If you were watching Sunday night, then you probably saw reigning all-around world champion American gymnast Jordyn Wieber get her heart broken when she realized she did not qualify for the individual all-around competition.  That has to be so tough…to show up at an event you have practically been training your whole life for, that only comes around once every four years, and not come through in the clutch.  Bless her heart!  What a tough time to not have your “A” game.

Except you know, that really doesn’t tell the whole story, does it?  In fact, it turns out she DID bring her “A” game.  She finished 4th – FOURTH – out of 60 competitors!  Don’t believe me?  Check the results HERE.  So, what happened?  In their infinite wisdom, the governing body decided to put a rule in place in 2004 that allows only 2 representatives from each competing country to qualify for the individual all-around competition.**  I assume those of you who, like me, do not believe that diversity is an inherently noble end in and of itself can clearly see the problem here.  This is a once-every-four-years event that claims to crown the greatest in the world, but by definition, its own rules potentially (likely, in fact) keep the best in the world from competing against each other!

AGH!  This world is maddening!
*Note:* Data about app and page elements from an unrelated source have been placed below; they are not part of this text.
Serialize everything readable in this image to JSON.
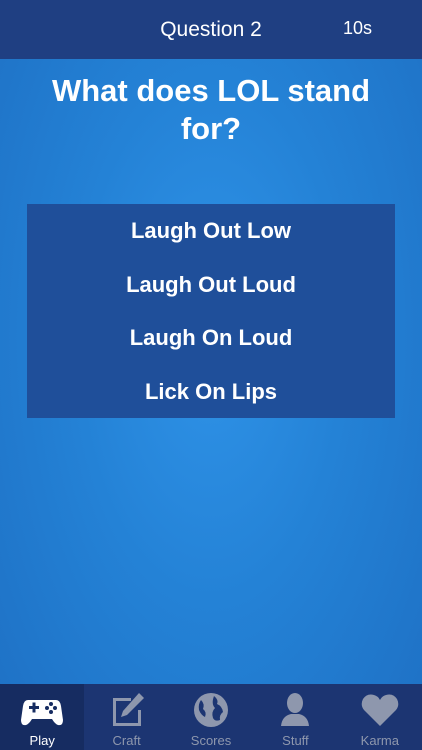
{
  "header": {
    "title": "Question 2",
    "timer": "10s"
  },
  "question": {
    "text": "What does LOL stand for?"
  },
  "answers": [
    "Laugh Out Low",
    "Laugh Out Loud",
    "Laugh On Loud",
    "Lick On Lips"
  ],
  "tabs": [
    {
      "label": "Play",
      "icon": "gamepad-icon",
      "active": true
    },
    {
      "label": "Craft",
      "icon": "pencil-icon",
      "active": false
    },
    {
      "label": "Scores",
      "icon": "globe-icon",
      "active": false
    },
    {
      "label": "Stuff",
      "icon": "person-icon",
      "active": false
    },
    {
      "label": "Karma",
      "icon": "heart-icon",
      "active": false
    }
  ],
  "colors": {
    "header": "#1f3f82",
    "background": "#2482d6",
    "answers_panel": "#1f4f9a",
    "tabbar": "#1c3572"
  }
}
It is here that I would like to insert a quote from Ayn Rand’s magnificent (and perhaps prophetic…if you’ve read it then you’ll know what I mean) novel, Atlas Shrugged – “Nothing can be unearned and unpaid for in the universe, neither in matter, nor in spirit; and if the guilty do not pay, then the innocent have to pay it.”

That may sound like a heavy-handed quote for a gymnastics competition, but here is the larger point I am trying to make: in our politically correct, post-modern world, we focus so much on trying to be diverse and tolerant that we toss common sense out the window if it gets in the way.  Why is it inherantly better that America not be allowed to have 3 women competing, even though we had 3 women that qualified based on the raw score alone?

And lest you think I am being nationalistic, you should know that I also think the two-person-per-country limit that was added for these games to the sport of table tennis is just as ridiculous.  The Chinese dominate that sport – they have the top 4 ranked men and the top 4 ranked women in the world, but still only 2 each can compete in the individual competition.

See, the problem is, unfair is unfair.  Whether we apply that to the olympic games or whether we apply it on a more generic, moral level.  As Ayn Rand so eloquently wrote, nothing goes unpaid for.  If the guilty do not pay, then the innocent will.  You know who is paying for this unfair rule?  Jordyn Wieber, Chinese table tennis players, and anyone else this applies to.  Think how much these athletes have trained for these moments.  How many hours in a gym, how many things they said, “No” to so they could train harder and longer.  Do you want to look Jordyn in the face and explain to her that it isn’t fair to limit (insert country here) to only one competitor, even though Jordyn qualified in the top 24?  The medals are awarded on points, right?  See, we always think that it’s good to include others, to give others a shot, and generally it probably is, but someone has to pay the balance in a situation such as this.

So this whole thing naturally made me think of affirmative action practices for some reason.  We should make hiring choices based on who is most qualified.  It is just as wrong to hire a black person for a job that they are unqualified for so you can meet a quota as it is to only hire white people because you are a bigot.  They are both wrong.  It shouldn’t matter if you’re a man or a woman…if you’re white, black, red, purple or blue.  If you have earned it, you deserve it.  To tie it back to Jordyn, if she finished 4th out of 60, she earned it.

Anyway, that affirmative action topic deserves much more space to be devoted to it, but I wanted to throw it in.  Thanks for reading the rant.

**Many thanks to Slate for a great article that I lifted some information from for this post.  Get their take on it HERE.

Copyright © 2012 Jonathan Ruth